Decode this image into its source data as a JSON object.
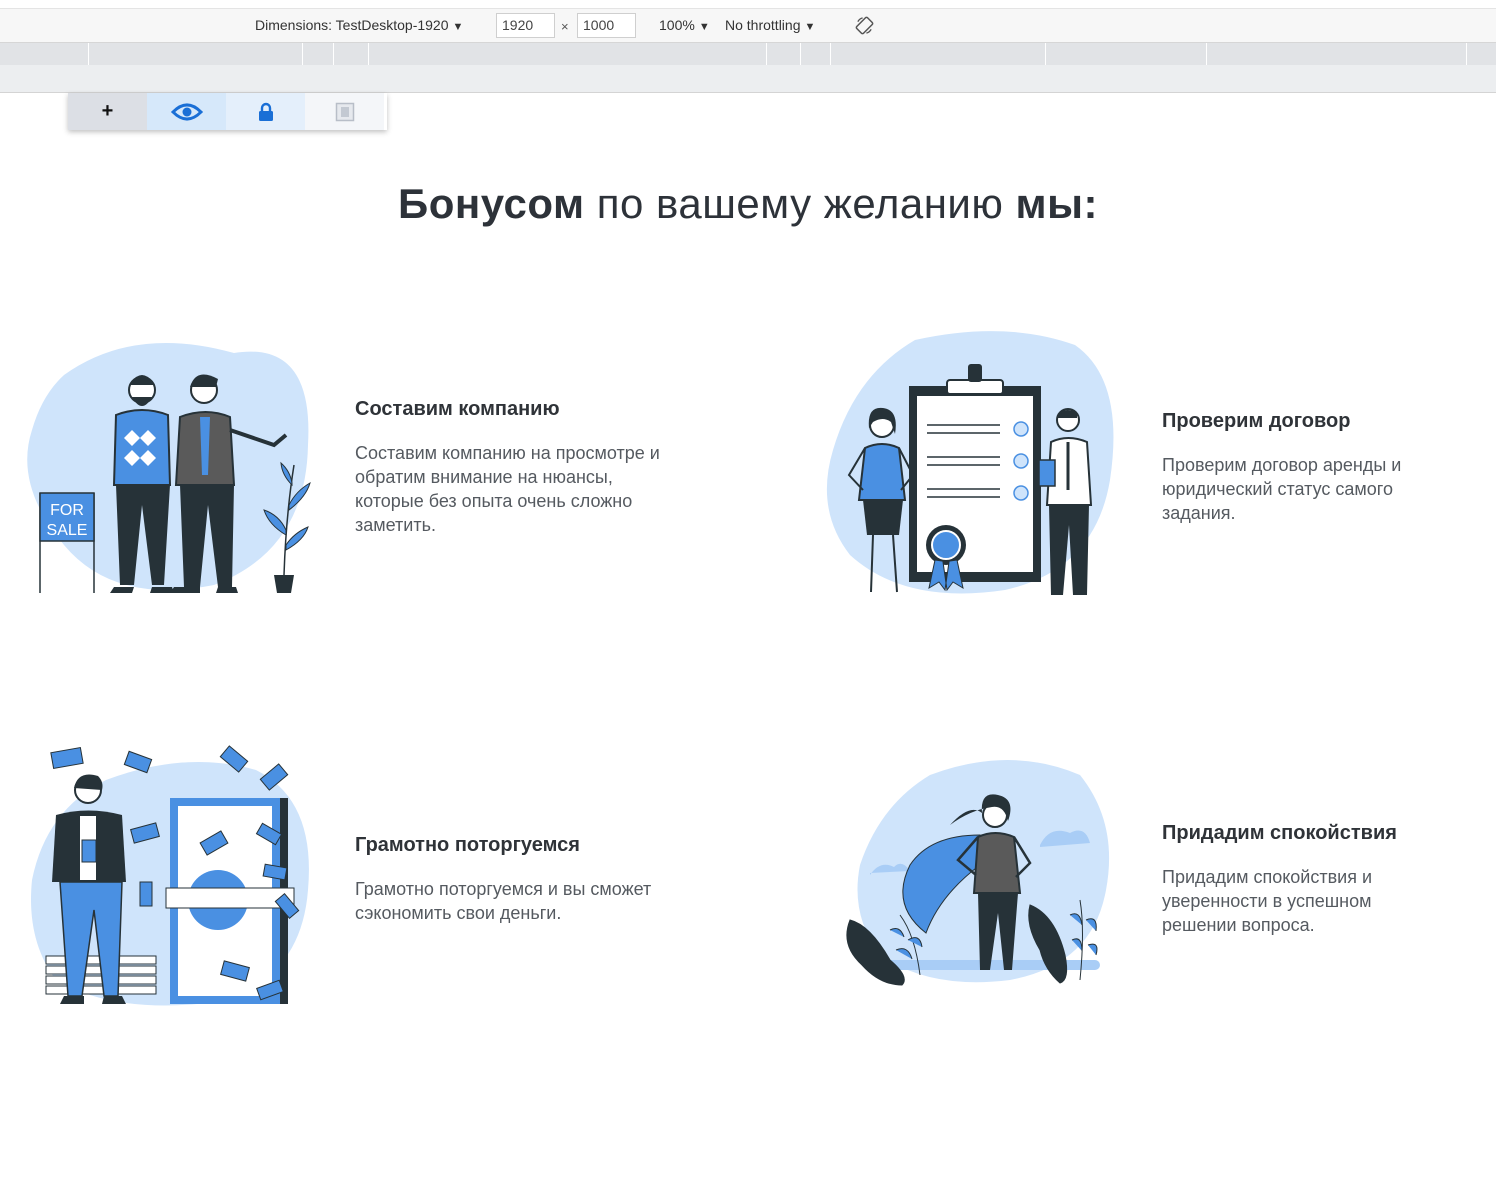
{
  "devtools": {
    "dimensions_label": "Dimensions: TestDesktop-1920",
    "width_value": "1920",
    "height_value": "1000",
    "times": "×",
    "zoom": "100%",
    "throttling": "No throttling",
    "arrow": "▼"
  },
  "floating_panel": {
    "add_label": "+"
  },
  "page": {
    "title_bold1": "Бонусом",
    "title_regular": " по вашему желанию ",
    "title_bold2": "мы:"
  },
  "cards": [
    {
      "title": "Составим компанию",
      "text": "Составим компанию на просмотре и обратим внимание на нюансы, которые без опыта очень сложно заметить."
    },
    {
      "title": "Проверим договор",
      "text": "Проверим договор аренды и юридический статус самого задания."
    },
    {
      "title": "Грамотно поторгуемся",
      "text": "Грамотно поторгуемся и вы сможет сэкономить свои деньги."
    },
    {
      "title": "Придадим спокойствия",
      "text": "Придадим спокойствия и уверенности в успешном решении вопроса."
    }
  ],
  "illustrations": {
    "for_sale_sign_line1": "FOR",
    "for_sale_sign_line2": "SALE"
  },
  "colors": {
    "accent_blue": "#4a90e2",
    "light_blue_blob": "#cfe4fb",
    "dark_figure": "#263238",
    "devtools_bg": "#f7f7f7"
  }
}
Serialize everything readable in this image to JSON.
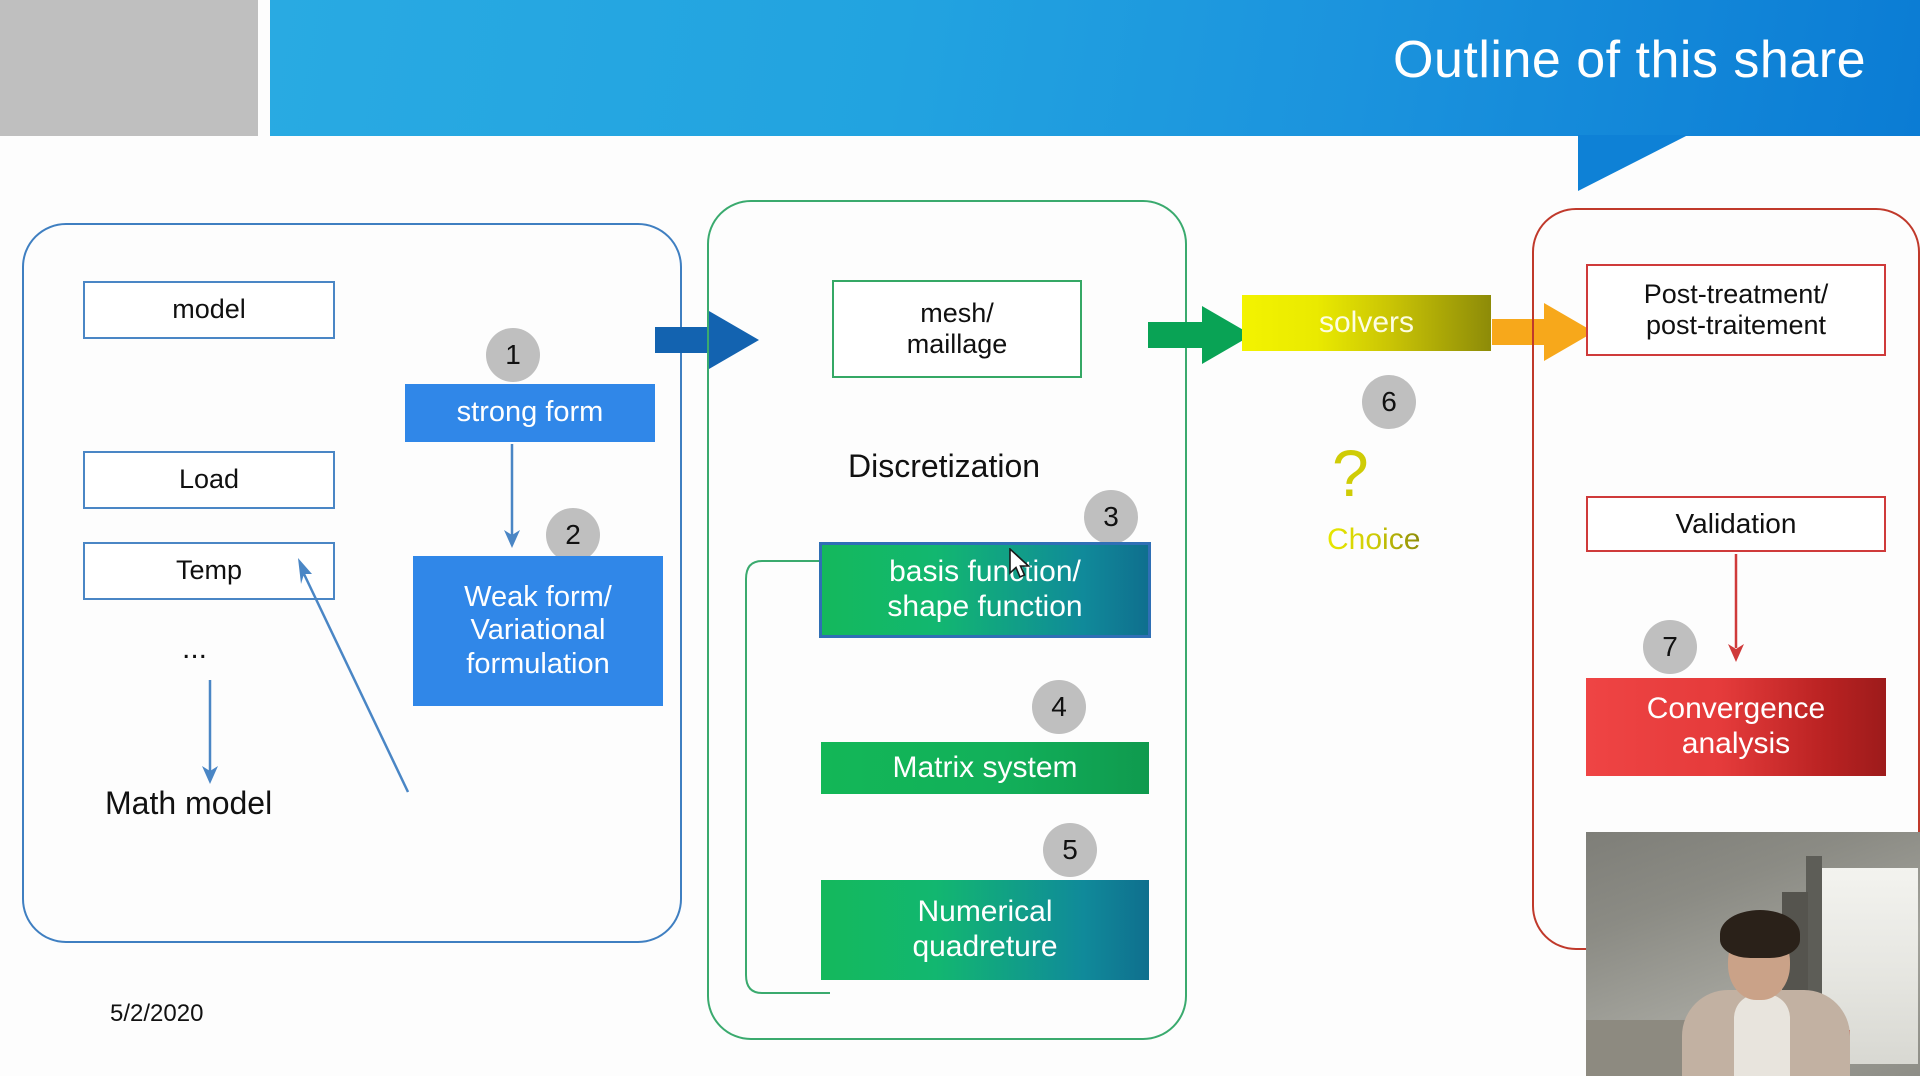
{
  "header": {
    "title": "Outline of this share"
  },
  "footer": {
    "date": "5/2/2020"
  },
  "colors": {
    "header_blue": "#1b93dd",
    "panel_blue": "#3f7fc1",
    "panel_green": "#3aaa6e",
    "panel_red": "#c0392b",
    "fill_blue": "#3087e8",
    "fill_green": "#13b757",
    "fill_yellow": "#eaea00",
    "fill_red": "#e53b3b",
    "badge_gray": "#bfbfbf",
    "selection_blue": "#2f6fb5"
  },
  "left_panel": {
    "inputs": [
      {
        "label": "model"
      },
      {
        "label": "Load"
      },
      {
        "label": "Temp"
      }
    ],
    "ellipsis": "...",
    "math_model": "Math model",
    "steps": [
      {
        "number": "1",
        "label": "strong form"
      },
      {
        "number": "2",
        "label": "Weak form/\nVariational\nformulation"
      }
    ]
  },
  "middle_panel": {
    "mesh": "mesh/\nmaillage",
    "discretization": "Discretization",
    "steps": [
      {
        "number": "3",
        "label": "basis function/\nshape function",
        "selected": true
      },
      {
        "number": "4",
        "label": "Matrix system",
        "selected": false
      },
      {
        "number": "5",
        "label": "Numerical\nquadreture",
        "selected": false
      }
    ]
  },
  "solver_section": {
    "label": "solvers",
    "step_number": "6",
    "question_mark": "?",
    "choice": "Choice"
  },
  "right_panel": {
    "post_treatment": "Post-treatment/\npost-traitement",
    "validation": "Validation",
    "step": {
      "number": "7",
      "label": "Convergence\nanalysis"
    }
  },
  "icons": {
    "arrow_blue": "arrow-right-icon",
    "arrow_green": "arrow-right-icon",
    "arrow_orange": "arrow-right-icon",
    "cursor": "mouse-pointer-icon"
  },
  "webcam": {
    "name": "presenter-video-feed"
  }
}
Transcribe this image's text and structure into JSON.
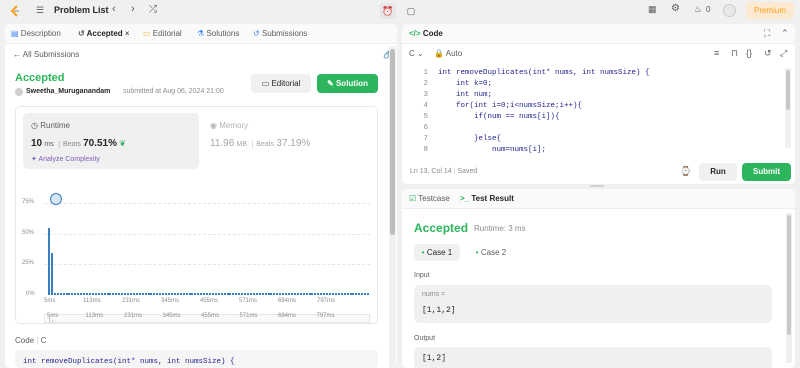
{
  "topbar": {
    "problem_list": "Problem List",
    "streak_count": "0",
    "premium": "Premium"
  },
  "left": {
    "tabs": [
      {
        "label": "Description"
      },
      {
        "label": "Accepted"
      },
      {
        "label": "Editorial"
      },
      {
        "label": "Solutions"
      },
      {
        "label": "Submissions"
      }
    ],
    "back_label": "All Submissions",
    "status": "Accepted",
    "username": "Sweetha_Muruganandam",
    "submitted_text": "submitted at Aug 06, 2024 21:00",
    "editorial_btn": "Editorial",
    "solution_btn": "Solution",
    "runtime": {
      "label": "Runtime",
      "value": "10",
      "unit": "ms",
      "beats_label": "Beats",
      "beats_value": "70.51%",
      "analyze": "Analyze Complexity"
    },
    "memory": {
      "label": "Memory",
      "value": "11.96",
      "unit": "MB",
      "beats_label": "Beats",
      "beats_value": "37.19%"
    },
    "chart_data": {
      "type": "bar",
      "yticks": [
        "75%",
        "50%",
        "25%",
        "0%"
      ],
      "ylim": [
        0,
        75
      ],
      "xticks": [
        "5ms",
        "113ms",
        "231ms",
        "345ms",
        "455ms",
        "571ms",
        "684ms",
        "797ms"
      ],
      "values": [
        55,
        35,
        2,
        2,
        2,
        2,
        2,
        2,
        2,
        2,
        2,
        2,
        2,
        2,
        2,
        2,
        2,
        2,
        2,
        2,
        2,
        2,
        2,
        2,
        2,
        2,
        2,
        2,
        2,
        2,
        2,
        2,
        2,
        2,
        2,
        2,
        2,
        2,
        2,
        2,
        2,
        2,
        2,
        2,
        2,
        2,
        2,
        2,
        2,
        2,
        2,
        2,
        2,
        2,
        2,
        2,
        2,
        2,
        2,
        2,
        2,
        2,
        2,
        2,
        2,
        2,
        2,
        2,
        2,
        2,
        2,
        2,
        2,
        2,
        2,
        2,
        2,
        2,
        2,
        2,
        2,
        2,
        2,
        2,
        2,
        2,
        2,
        2,
        2,
        2,
        2,
        2,
        2,
        2,
        2,
        2,
        2,
        2,
        2,
        2,
        2,
        2,
        2,
        2,
        2,
        2,
        2,
        2,
        2,
        2
      ]
    },
    "code_label": "Code",
    "code_lang": "C",
    "code_preview": "int removeDuplicates(int* nums, int numsSize) {"
  },
  "editor": {
    "title": "Code",
    "lang": "C",
    "auto": "Auto",
    "lines": [
      {
        "n": "1",
        "text": "int removeDuplicates(int* nums, int numsSize) {"
      },
      {
        "n": "2",
        "text": "    int k=0;"
      },
      {
        "n": "3",
        "text": "    int num;"
      },
      {
        "n": "4",
        "text": "    for(int i=0;i<numsSize;i++){"
      },
      {
        "n": "5",
        "text": "        if(num == nums[i]){"
      },
      {
        "n": "6",
        "text": ""
      },
      {
        "n": "7",
        "text": "        }else{"
      },
      {
        "n": "8",
        "text": "            num=nums[i];"
      }
    ],
    "cursor": "Ln 13, Col 14",
    "saved": "Saved",
    "run": "Run",
    "submit": "Submit"
  },
  "result": {
    "tab_testcase": "Testcase",
    "tab_result": "Test Result",
    "status": "Accepted",
    "runtime": "Runtime: 3 ms",
    "case1": "Case 1",
    "case2": "Case 2",
    "input_label": "Input",
    "input_name": "nums =",
    "input_value": "[1,1,2]",
    "output_label": "Output",
    "output_value": "[1,2]"
  },
  "colors": {
    "accent": "#2db55d",
    "orange": "#ffa116",
    "bar": "#3a7fbf"
  }
}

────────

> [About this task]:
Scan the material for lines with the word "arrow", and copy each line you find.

> [Written answer]:
    "arrow": "▼"
    "arrow_blue": "arrow-right-icon",
    "arrow_green": "arrow-right-icon",
    "arrow_orange": "arrow-right-icon",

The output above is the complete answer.